Forty years after the first equal pay test case, the gap between male and female wages continues to widen.
Australian Bureau of Statistics figures released on May 20 put the pay gap (as of February 2010) at 18%. Women on average now earn $239.30 a week less than men.
The pay gap has increased 0.5% over the quarter (from 17.5%) and 1.5% over the year (from 16.5%). The gap is now at its highest level since August 1994.
This pay gap means, on average, Australian women have to work an extra 66 days to earn the same amount as men. These figures prompted Equal Opportunity in the Workplace Agency acting director, Mairi Steele, to announce that Equal Pay Day will fall on September 4. It will mark the point in the financial year that an average female worker must work until to earn what an average male worker made in the previous financial year.
Steele said: “It’s very disappointing that we have an extra three days to plan our Equal Pay Day activities this year.”
Equal Pay Day fell on September 1 last year.
The gender pay gap is higher in the private sector: 21.7% compared with 12.1% in the public sector. Industries with the highest pay gap are financial and insurance services (29.3%), health care and social assistance (29%), real estate (28.3%) and professional, scientific and technical services (27.6%).
Industries with the lowest gender pay gap are transport, postal and warehousing (6.5%), public administration and safety (8.6%) and education and training (9.8%).
The gender pay gap is caused by a variety of factors including the undervaluing of women’s work, inflexible work practices limiting employment prospects, casualisation, the predominance of women workers in industries where union density is weak and industry structures which make bargaining for above award wages and conditions difficult.
A National Centre for Social and Economic Modelling fact sheet says: “Other differences between men and women such as women’s choices of careers, jobs and work hours, consideration of caring responsibilities, women’s work motivations, bargaining power and appetite for risk, as well as discrimination against women that occurs in the workplace, all impact heavily on the gender pay gap.”
The gap impacts negatively on women’s workforce participation. Women earning less than men acts as a disincentive for women to enter the paid workforce or work more hours.
The Australian Services Union (ASU) has launched a national campaign to achieve pay equity for its members in the non-government social and community services sector. It aims to extend, to workers nationwide, the pay increases of 18-37% won in the Queensland Industrial Commission in May 2009.
On March 11 the ASU filed an Equal Remuneration Order application with Fair Work Australia (FWA). They have been joined by other unions who cover workers in the sector.
ASU members are campaigning to get state, territory and federal governments (which provide funding to non-government agencies) to ensure that provision is made in government budgets to fund the pay rises.

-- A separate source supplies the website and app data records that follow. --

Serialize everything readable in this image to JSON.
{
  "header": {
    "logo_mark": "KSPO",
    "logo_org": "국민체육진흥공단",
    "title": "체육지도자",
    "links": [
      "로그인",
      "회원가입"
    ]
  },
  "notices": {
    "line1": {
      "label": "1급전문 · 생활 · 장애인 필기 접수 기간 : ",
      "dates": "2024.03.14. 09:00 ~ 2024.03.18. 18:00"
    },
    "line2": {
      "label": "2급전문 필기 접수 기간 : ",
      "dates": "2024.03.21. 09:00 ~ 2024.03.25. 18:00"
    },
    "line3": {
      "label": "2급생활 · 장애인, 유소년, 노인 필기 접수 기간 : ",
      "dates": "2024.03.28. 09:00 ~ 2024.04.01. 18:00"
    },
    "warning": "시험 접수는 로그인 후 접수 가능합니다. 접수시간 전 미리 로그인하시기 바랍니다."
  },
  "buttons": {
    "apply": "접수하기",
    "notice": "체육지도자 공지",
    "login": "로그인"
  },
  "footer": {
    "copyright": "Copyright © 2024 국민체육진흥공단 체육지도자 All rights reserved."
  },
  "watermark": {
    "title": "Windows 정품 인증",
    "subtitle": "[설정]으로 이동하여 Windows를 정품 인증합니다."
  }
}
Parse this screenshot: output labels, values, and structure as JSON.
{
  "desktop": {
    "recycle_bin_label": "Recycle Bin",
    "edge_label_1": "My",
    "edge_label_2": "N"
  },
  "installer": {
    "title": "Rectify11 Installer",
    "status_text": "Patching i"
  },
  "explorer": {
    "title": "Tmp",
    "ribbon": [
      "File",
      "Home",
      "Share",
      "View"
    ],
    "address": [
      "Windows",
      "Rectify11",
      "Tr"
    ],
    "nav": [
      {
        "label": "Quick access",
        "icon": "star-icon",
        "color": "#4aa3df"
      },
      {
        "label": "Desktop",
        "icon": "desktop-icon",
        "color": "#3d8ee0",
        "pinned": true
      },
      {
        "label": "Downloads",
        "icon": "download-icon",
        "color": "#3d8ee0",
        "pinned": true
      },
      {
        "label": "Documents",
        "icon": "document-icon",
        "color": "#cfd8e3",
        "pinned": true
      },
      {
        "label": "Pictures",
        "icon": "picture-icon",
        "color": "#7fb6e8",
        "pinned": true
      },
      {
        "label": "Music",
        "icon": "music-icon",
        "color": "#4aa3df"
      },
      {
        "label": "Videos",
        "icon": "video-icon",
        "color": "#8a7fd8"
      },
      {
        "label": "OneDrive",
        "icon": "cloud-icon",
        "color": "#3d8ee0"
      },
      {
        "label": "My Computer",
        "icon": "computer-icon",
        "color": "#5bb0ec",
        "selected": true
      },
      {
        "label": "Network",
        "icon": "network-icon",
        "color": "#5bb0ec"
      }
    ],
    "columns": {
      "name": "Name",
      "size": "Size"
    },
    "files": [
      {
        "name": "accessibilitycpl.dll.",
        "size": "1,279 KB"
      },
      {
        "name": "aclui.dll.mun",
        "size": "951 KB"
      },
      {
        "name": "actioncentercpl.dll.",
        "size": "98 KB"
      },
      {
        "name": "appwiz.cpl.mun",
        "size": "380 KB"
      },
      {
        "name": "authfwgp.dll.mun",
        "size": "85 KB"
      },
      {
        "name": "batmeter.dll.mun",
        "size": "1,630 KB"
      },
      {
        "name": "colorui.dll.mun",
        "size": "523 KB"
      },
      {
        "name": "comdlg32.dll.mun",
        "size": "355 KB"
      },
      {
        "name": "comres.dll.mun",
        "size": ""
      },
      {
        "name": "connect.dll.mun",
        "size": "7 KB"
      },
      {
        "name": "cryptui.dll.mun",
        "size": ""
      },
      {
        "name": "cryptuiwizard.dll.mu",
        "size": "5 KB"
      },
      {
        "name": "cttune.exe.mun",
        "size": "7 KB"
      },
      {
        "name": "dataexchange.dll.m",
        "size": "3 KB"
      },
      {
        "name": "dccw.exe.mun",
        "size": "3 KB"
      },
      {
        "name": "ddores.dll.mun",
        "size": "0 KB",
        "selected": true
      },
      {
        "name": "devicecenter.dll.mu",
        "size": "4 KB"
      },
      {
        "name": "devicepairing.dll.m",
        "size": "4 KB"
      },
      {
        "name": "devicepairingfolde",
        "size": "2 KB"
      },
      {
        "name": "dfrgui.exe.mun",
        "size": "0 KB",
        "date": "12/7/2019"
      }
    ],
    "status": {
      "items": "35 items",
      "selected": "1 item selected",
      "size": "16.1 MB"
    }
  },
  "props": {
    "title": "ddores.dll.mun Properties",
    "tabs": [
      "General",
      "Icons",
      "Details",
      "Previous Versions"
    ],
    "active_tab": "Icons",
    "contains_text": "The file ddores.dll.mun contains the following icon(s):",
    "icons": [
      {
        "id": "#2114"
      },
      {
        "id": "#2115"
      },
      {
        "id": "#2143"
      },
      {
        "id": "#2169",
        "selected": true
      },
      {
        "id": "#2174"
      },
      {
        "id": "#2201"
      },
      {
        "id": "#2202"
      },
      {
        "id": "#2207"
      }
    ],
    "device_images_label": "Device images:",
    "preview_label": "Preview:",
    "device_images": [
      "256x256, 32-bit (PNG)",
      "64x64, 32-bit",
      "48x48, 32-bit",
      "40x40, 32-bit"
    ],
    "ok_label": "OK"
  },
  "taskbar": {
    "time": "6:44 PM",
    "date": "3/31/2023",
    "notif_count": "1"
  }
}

The campaign has included petitions to governments, sending “postcard kisses” to industrial relations minister Julia Gillard and gaining commitments from employers to release workers to attend the National Day of Action on June 10.
Rallies will be held in all capital cities and in regional centres. A further National Day of Action is proposed for November.
The case before FWA is historic. But in the absence of a strong grass roots women’s movement such legal victories can remain mere abstractions or be rolled back, as has been the case in the 40 years since the first Equal Pay decision.